Pictures aside, restate the records below exactly as written.

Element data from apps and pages
********

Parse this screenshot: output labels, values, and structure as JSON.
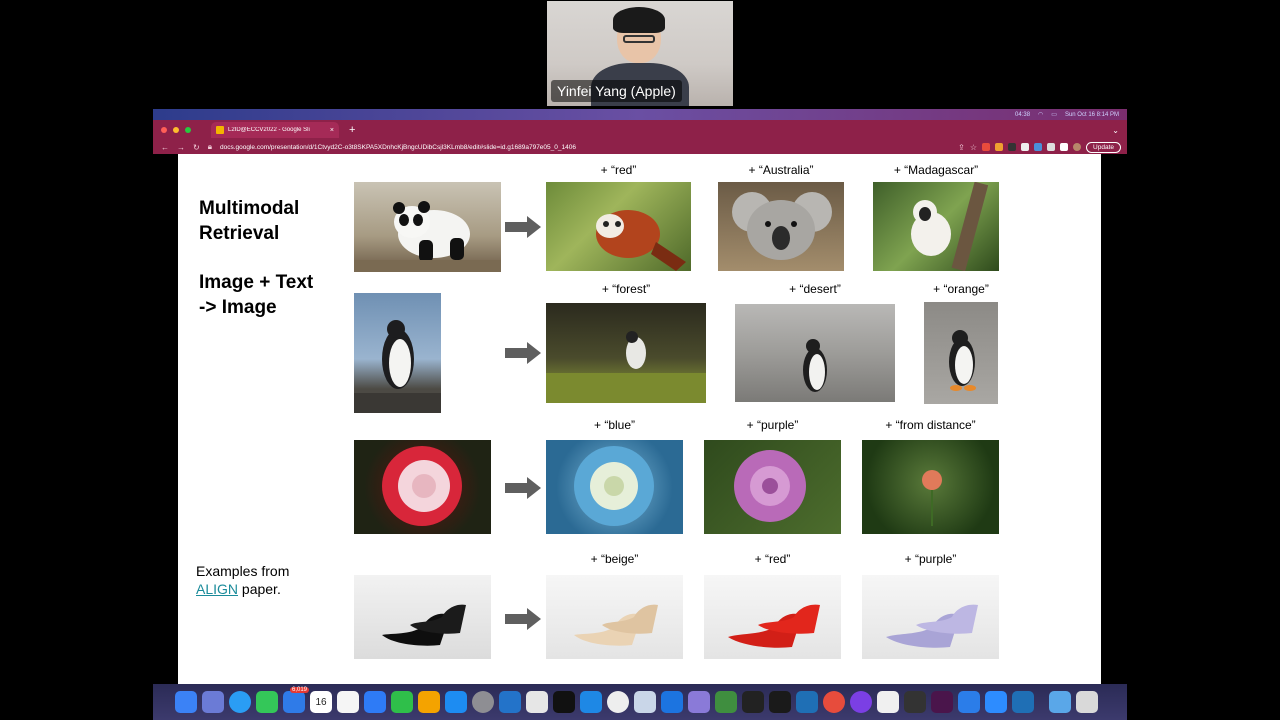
{
  "presenter": {
    "name": "Yinfei Yang (Apple)"
  },
  "browser": {
    "tab_title": "L2ID@ECCV2022 - Google Sli",
    "tab_close": "×",
    "new_tab": "+",
    "url": "docs.google.com/presentation/d/1Ctvyd2C-o3t8SKPA5XDnhcKjBngcUDibCsjl3KLmb8/edit#slide=id.g1689a797e05_0_1406",
    "update_label": "Update",
    "menubar_clock": "Sun Oct 16  8:14 PM",
    "menubar_timer": "04:38"
  },
  "slide": {
    "title_line1": "Multimodal",
    "title_line2": "Retrieval",
    "subtitle_line1": "Image + Text",
    "subtitle_line2": "-> Image",
    "examples_prefix": "Examples from",
    "examples_link": "ALIGN",
    "examples_suffix": " paper.",
    "rows": [
      {
        "query": "panda",
        "captions": [
          "+ “red”",
          "+ “Australia”",
          "+ “Madagascar”"
        ]
      },
      {
        "query": "penguin",
        "captions": [
          "+ “forest”",
          "+ “desert”",
          "+ “orange”"
        ]
      },
      {
        "query": "rose",
        "captions": [
          "+ “blue”",
          "+ “purple”",
          "+ “from distance”"
        ]
      },
      {
        "query": "heels",
        "captions": [
          "+ “beige”",
          "+ “red”",
          "+ “purple”"
        ]
      }
    ]
  },
  "dock": {
    "calendar_day": "16",
    "mail_badge": "6,019"
  },
  "colors": {
    "browser_chrome": "#8e2149",
    "link": "#1a8b9a",
    "arrow": "#5f5f5f"
  }
}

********

ANSWER SECTION:
Parse this screenshot: output labels, values, and structure as JSON.
{
  "presenter": {
    "name": "Yinfei Yang (Apple)"
  },
  "browser": {
    "tab_title": "L2ID@ECCV2022 - Google Sli",
    "tab_close": "×",
    "new_tab": "+",
    "url": "docs.google.com/presentation/d/1Ctvyd2C-o3t8SKPA5XDnhcKjBngcUDibCsjl3KLmb8/edit#slide=id.g1689a797e05_0_1406",
    "update_label": "Update",
    "menubar_clock": "Sun Oct 16  8:14 PM",
    "menubar_timer": "04:38"
  },
  "slide": {
    "title_line1": "Multimodal",
    "title_line2": "Retrieval",
    "subtitle_line1": "Image + Text",
    "subtitle_line2": "-> Image",
    "examples_prefix": "Examples from",
    "examples_link": "ALIGN",
    "examples_suffix": " paper.",
    "rows": [
      {
        "query": "panda",
        "captions": [
          "+ “red”",
          "+ “Australia”",
          "+ “Madagascar”"
        ]
      },
      {
        "query": "penguin",
        "captions": [
          "+ “forest”",
          "+ “desert”",
          "+ “orange”"
        ]
      },
      {
        "query": "rose",
        "captions": [
          "+ “blue”",
          "+ “purple”",
          "+ “from distance”"
        ]
      },
      {
        "query": "heels",
        "captions": [
          "+ “beige”",
          "+ “red”",
          "+ “purple”"
        ]
      }
    ]
  },
  "dock": {
    "calendar_day": "16",
    "mail_badge": "6,019"
  },
  "colors": {
    "browser_chrome": "#8e2149",
    "link": "#1a8b9a",
    "arrow": "#5f5f5f"
  }
}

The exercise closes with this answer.